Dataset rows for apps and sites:
++++++++++

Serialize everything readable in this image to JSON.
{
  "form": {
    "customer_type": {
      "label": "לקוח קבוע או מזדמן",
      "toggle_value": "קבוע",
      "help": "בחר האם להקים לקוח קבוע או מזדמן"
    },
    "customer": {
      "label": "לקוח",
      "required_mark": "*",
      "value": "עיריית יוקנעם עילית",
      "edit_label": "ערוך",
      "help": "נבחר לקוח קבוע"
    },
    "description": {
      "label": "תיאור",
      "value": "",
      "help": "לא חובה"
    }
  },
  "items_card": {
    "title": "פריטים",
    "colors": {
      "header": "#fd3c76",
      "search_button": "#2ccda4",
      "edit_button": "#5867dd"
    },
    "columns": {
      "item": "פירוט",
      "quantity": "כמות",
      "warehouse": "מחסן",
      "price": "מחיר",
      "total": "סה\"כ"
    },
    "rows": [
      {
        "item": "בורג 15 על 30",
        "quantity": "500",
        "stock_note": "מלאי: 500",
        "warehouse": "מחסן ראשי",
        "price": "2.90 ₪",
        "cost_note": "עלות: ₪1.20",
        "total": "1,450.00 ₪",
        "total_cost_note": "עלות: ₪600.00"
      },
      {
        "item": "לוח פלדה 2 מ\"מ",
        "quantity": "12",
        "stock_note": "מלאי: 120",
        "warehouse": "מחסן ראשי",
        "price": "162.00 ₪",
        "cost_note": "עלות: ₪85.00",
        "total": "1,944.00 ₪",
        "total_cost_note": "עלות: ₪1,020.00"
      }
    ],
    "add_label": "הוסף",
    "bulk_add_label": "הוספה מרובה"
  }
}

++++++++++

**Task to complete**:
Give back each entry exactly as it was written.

**Solution for this problem**:
Serialize everything readable in this image to JSON.
{
  "form": {
    "customer_type": {
      "label": "לקוח קבוע או מזדמן",
      "toggle_value": "קבוע",
      "help": "בחר האם להקים לקוח קבוע או מזדמן"
    },
    "customer": {
      "label": "לקוח",
      "required_mark": "*",
      "value": "עיריית יוקנעם עילית",
      "edit_label": "ערוך",
      "help": "נבחר לקוח קבוע"
    },
    "description": {
      "label": "תיאור",
      "value": "",
      "help": "לא חובה"
    }
  },
  "items_card": {
    "title": "פריטים",
    "colors": {
      "header": "#fd3c76",
      "search_button": "#2ccda4",
      "edit_button": "#5867dd"
    },
    "columns": {
      "item": "פירוט",
      "quantity": "כמות",
      "warehouse": "מחסן",
      "price": "מחיר",
      "total": "סה\"כ"
    },
    "rows": [
      {
        "item": "בורג 15 על 30",
        "quantity": "500",
        "stock_note": "מלאי: 500",
        "warehouse": "מחסן ראשי",
        "price": "2.90 ₪",
        "cost_note": "עלות: ₪1.20",
        "total": "1,450.00 ₪",
        "total_cost_note": "עלות: ₪600.00"
      },
      {
        "item": "לוח פלדה 2 מ\"מ",
        "quantity": "12",
        "stock_note": "מלאי: 120",
        "warehouse": "מחסן ראשי",
        "price": "162.00 ₪",
        "cost_note": "עלות: ₪85.00",
        "total": "1,944.00 ₪",
        "total_cost_note": "עלות: ₪1,020.00"
      }
    ],
    "add_label": "הוסף",
    "bulk_add_label": "הוספה מרובה"
  }
}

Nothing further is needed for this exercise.